Excerpts from an interface dataset
-.-.-

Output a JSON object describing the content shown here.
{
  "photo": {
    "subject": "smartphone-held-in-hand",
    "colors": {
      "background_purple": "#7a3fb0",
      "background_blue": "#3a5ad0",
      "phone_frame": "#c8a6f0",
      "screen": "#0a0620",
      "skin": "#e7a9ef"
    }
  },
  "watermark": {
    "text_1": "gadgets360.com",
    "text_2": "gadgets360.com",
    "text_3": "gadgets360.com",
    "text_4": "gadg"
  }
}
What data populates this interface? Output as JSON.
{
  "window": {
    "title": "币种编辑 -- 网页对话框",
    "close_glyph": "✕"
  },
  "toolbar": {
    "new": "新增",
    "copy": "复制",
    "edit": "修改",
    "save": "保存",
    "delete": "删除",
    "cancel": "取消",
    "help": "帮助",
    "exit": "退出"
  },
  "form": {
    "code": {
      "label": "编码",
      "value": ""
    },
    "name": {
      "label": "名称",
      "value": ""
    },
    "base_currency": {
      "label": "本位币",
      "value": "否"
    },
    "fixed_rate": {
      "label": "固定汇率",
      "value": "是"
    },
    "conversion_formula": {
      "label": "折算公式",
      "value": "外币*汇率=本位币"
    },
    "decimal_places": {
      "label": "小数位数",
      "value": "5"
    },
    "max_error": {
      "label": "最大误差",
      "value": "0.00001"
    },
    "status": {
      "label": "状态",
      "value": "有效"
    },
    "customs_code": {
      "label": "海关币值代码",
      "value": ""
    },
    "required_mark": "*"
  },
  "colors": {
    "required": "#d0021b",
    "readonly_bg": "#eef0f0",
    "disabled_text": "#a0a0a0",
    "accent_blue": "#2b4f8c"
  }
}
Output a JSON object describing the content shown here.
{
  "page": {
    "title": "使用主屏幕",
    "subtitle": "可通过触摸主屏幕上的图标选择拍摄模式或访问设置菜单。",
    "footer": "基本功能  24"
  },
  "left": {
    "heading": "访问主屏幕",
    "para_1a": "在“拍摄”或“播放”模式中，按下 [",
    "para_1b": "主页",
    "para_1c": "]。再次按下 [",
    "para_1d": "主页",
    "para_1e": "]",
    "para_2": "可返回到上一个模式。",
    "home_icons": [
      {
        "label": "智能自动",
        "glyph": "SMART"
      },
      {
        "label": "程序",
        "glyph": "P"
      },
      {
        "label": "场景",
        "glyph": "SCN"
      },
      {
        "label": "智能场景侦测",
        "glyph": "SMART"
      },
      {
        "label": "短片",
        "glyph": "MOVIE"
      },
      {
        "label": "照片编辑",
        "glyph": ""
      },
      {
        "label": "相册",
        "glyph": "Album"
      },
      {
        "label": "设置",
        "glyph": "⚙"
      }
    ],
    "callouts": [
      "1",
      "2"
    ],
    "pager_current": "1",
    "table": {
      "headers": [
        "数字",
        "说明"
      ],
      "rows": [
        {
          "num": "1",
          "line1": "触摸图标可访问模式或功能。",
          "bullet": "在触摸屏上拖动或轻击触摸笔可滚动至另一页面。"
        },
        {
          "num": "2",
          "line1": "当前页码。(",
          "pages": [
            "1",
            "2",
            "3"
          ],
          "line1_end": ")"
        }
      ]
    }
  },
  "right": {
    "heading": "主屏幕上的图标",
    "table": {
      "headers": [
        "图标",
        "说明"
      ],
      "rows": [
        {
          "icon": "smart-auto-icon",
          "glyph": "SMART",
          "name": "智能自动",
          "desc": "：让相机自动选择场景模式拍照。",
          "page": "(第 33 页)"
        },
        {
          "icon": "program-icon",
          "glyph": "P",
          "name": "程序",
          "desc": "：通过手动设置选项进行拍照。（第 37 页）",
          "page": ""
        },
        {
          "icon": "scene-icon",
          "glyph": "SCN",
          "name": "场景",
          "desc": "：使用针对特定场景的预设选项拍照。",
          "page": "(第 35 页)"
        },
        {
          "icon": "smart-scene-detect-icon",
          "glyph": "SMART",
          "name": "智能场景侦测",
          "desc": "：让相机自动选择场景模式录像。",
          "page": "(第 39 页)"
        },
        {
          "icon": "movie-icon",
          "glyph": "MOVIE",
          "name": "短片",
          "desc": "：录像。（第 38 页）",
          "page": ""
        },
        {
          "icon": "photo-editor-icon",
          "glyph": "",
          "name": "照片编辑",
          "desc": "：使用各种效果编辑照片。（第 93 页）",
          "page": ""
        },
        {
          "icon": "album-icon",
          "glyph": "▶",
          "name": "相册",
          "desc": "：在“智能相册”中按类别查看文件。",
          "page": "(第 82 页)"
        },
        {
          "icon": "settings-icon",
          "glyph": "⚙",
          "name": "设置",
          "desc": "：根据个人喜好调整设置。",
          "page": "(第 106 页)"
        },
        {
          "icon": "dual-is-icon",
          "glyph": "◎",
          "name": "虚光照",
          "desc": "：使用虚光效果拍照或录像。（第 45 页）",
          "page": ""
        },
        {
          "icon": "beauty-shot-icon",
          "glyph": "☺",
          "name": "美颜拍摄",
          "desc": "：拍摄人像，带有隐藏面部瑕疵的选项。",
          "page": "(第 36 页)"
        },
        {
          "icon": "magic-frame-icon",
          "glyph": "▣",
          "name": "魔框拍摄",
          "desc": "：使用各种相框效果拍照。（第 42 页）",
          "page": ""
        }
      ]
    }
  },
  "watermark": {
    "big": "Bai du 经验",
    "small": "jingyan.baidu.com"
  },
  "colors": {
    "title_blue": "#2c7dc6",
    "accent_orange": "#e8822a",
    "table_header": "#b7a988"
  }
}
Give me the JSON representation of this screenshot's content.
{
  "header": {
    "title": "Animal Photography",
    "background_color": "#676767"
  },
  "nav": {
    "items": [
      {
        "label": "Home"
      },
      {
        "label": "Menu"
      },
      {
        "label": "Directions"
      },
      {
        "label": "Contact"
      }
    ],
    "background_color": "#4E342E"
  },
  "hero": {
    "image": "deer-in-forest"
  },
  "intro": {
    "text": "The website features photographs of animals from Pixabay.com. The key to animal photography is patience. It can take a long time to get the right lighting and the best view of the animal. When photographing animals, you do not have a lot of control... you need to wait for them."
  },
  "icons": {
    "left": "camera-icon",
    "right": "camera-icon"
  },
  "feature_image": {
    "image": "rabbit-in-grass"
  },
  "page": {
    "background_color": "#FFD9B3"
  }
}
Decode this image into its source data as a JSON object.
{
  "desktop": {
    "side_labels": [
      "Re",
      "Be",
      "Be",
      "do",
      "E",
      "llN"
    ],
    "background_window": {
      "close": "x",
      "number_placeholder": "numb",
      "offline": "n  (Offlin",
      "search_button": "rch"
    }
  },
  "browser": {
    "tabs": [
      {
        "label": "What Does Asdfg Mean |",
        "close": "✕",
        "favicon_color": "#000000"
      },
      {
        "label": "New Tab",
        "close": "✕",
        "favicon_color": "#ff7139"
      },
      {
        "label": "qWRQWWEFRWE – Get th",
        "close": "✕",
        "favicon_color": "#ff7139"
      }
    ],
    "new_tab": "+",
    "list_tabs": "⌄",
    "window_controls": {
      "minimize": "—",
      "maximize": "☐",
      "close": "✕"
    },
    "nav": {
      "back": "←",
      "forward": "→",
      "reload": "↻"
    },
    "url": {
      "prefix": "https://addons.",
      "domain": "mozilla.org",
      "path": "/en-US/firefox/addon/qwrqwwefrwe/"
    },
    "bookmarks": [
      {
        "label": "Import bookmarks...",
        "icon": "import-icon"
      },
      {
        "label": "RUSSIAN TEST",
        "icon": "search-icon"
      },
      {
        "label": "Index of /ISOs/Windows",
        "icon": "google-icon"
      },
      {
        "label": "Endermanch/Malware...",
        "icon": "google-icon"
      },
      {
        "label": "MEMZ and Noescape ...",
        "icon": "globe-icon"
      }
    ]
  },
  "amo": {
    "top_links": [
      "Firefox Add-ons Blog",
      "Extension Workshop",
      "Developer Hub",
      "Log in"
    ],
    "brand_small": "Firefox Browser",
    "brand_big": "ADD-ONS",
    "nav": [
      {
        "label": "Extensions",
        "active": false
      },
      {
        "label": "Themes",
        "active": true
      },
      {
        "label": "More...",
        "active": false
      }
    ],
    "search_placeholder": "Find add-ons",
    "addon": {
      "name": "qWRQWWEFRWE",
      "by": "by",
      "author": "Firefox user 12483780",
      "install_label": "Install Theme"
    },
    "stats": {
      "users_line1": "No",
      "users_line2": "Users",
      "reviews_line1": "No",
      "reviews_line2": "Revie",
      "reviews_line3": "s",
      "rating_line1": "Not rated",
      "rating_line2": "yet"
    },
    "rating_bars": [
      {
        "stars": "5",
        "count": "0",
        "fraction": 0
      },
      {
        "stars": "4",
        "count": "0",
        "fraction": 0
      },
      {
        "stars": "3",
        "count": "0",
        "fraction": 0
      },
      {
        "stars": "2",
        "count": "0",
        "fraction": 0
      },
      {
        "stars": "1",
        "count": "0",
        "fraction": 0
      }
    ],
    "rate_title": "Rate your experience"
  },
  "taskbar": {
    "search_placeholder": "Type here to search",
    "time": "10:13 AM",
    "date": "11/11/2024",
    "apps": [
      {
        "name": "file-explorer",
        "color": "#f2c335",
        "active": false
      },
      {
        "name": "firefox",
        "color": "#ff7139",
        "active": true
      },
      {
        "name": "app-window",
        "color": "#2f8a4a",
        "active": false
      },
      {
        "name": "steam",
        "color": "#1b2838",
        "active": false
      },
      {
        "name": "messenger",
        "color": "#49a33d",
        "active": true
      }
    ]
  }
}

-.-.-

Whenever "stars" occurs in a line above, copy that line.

        "stars": "5",
        "stars": "4",
        "stars": "3",
        "stars": "2",
        "stars": "1",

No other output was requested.